Greek Prime Minister Alexis Tsipras was holding meetings with his leftist party Tuesday as he faced the tough task of selling a new bailout deal that requires Athens to push through draconian reforms within two days.
Tsipras needs to secure backing for the deal from the Greek people, parliament and his radical Syriza party, which shot to power in January on the back of promises to end five years of bitter austerity under two previous bailouts.
In the agreement struck Monday with the eurozone to prevent Greece crashing out of the euro, the Greek parliament must pass sweeping changes to labour laws, pensions, VAT and taxes by Wednesday.
Only then will the 18 other eurozone leaders start negotiations over what Greece is to get in return: a three-year bailout worth up to 86 billion euros ($96 billion), its third rescue programme in five years.
"The Gordian Knot has been untied with painful and harsh negotiations," Greek Interior Minister Nikos Voutsis told reporters on Tuesday outside the parliament building.
He expressed confidence that Syriza party dissenters would be kept in line. He added that "the people trust Tsipras and the government" to cancel out the worst effects of the bailout terms with other policies, but did not elaborate.
Syriza's junior coalition partner, the nationalist Independent Greeks party (ANEL) was also holding an emergency meeting Tuesday to determine its stance. Leader Panos Kammenos, who is defence minister, has said his party would not approve the tough measures but would stay in the government.
In Washington, the White House hailed the deal on Greece as "a credible step" on the long path to economic growth and debt sustainability in the hard-up country.
Tsipras has predicted "the great majority of Greek people will support" the deal, which he said includes help to ease Greece's huge burden of debt and revive its crippled banking system.
The last-ditch deal is aimed at keeping Greece's economy afloat amid fears its cash-starved banks were about to finally run dry and trigger its exit from the single currency.
Many ordinary Greeks however are sceptical that the deal will bring about any improvement in their lives.
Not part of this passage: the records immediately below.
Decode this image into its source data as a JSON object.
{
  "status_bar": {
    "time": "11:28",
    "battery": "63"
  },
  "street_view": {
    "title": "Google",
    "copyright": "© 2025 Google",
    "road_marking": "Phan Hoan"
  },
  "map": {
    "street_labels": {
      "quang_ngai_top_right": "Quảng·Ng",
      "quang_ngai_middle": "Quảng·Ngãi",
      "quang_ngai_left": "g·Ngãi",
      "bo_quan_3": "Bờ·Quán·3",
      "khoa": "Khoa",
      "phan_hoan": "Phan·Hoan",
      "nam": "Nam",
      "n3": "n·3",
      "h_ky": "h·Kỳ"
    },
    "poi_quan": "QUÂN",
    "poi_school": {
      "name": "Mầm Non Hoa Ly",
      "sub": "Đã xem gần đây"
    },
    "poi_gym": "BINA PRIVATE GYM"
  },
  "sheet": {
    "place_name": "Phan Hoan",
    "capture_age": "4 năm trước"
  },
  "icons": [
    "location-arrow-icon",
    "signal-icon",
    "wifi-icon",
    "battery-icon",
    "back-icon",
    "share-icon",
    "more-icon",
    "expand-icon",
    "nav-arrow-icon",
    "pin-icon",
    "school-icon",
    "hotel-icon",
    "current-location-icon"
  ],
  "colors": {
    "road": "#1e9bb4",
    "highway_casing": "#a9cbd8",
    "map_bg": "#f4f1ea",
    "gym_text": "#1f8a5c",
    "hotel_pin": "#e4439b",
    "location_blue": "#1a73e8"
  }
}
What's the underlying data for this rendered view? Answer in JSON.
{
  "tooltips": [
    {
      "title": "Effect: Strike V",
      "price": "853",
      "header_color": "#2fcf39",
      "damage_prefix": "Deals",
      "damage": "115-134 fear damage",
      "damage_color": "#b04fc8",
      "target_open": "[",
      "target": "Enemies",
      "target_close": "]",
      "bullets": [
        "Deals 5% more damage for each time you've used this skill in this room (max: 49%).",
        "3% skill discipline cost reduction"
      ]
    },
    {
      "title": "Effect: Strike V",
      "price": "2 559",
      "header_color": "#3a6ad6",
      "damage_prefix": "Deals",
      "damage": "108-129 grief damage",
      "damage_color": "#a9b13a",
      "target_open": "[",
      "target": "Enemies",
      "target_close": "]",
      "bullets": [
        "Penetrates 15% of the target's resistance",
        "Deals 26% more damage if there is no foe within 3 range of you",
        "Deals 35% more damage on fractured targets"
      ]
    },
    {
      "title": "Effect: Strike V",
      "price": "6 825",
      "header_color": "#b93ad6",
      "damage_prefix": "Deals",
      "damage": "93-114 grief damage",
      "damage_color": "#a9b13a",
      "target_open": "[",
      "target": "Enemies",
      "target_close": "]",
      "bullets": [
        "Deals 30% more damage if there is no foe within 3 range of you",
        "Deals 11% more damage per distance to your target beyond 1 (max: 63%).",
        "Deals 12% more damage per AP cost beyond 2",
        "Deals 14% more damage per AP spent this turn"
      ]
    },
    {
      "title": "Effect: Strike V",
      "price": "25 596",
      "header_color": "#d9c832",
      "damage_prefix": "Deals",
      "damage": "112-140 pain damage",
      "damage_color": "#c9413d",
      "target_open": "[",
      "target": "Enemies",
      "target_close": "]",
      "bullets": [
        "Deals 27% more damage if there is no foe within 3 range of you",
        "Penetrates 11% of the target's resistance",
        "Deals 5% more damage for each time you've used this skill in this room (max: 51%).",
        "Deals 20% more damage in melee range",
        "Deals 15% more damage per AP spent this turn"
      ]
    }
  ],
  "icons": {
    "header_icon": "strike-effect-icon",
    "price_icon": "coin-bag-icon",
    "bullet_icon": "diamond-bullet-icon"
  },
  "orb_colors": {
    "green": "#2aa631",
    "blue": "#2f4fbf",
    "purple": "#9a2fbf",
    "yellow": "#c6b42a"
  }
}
Some expressed their anger on social media, where the Twitter hashtag #ThisIsACoup trended.
Greece's public servants are also to stage a 24-hour strike on Wednesday, the first big stoppage since Tsipras took power.
Haralambos Rouliskos, a 60-year-old economist, described the deal as "misery, humiliation and slavery".
The eurozone creditors "are trying to blackmail us," said Katerina Katsaba, a 52-year-old working for a pharmaceutical company.
Faced with a eurozone deeply distrustful of Athens after five months of tense meetings, the 40-year-old Tsipras had to agree to demands that critics say rob Greece of financial independence.
"This agreement may pass with (opposition party) votes, but it will never pass the people," the head of a hardline Syriza faction, Energy Minister Panagiotis Lafazanis, said.
If Greece passes it, Europe's next step would be to push the deal through several national parliaments, many in countries that are loath to afford Athens more help.
Germany's Bundestag is likely to vote on Friday, provided the Greek parliament rushes through the four new market-oriented laws by Wednesday.
Despite strong opposition, Tsipras also yielded to a plan to park assets for privatisation worth up to 50 billion euros in a special fund.
Some 25 billion euros of the money in that fund will then be used to recapitalise Greece's cash-starved banks.
There is also a pledge to reverse laws brought in by the Syriza government that run counter to Greece's earlier bailout arrangements in 2010 and 2012.
The deal contains little mention of relieving a Greek debt mountain worth 180 percent of GDP -- a step recommended by the International Monetary Fund -- beyond a vague mention that it should be considered later.
The eurozone must now unite to tackle the immediate problem of finding funds to keep Greece afloat, as the bailout could take months to finalise.
Eurozone finance ministers at a meeting on Monday considered bridge funding to get Greece through coming weeks when it faces several huge debt payments to the ECB and other creditors.
"We have not yet found the 'golden key' to solve this issue," said Eurogroup head Jeroen Dijsselbloem, who was renamed to a second term at the minister talks on Monday.
Despite the deal, Greece missed a second debt payment to the IMF in two weeks on Monday, bringing its total arrears to the Fund to about 2.0 billion euros.
The ECB meanwhile has kept Greek banks afloat -- barely -- with emergency liquidity, but has refused to provide extra funds.
The ECB's governing council on Monday held its emergency liquidity assistance for Greece unchanged at around 89 billion euros ($99 billion).
Banks will stay closed in Greece until Wednesday, the country's finance ministry said in a statement.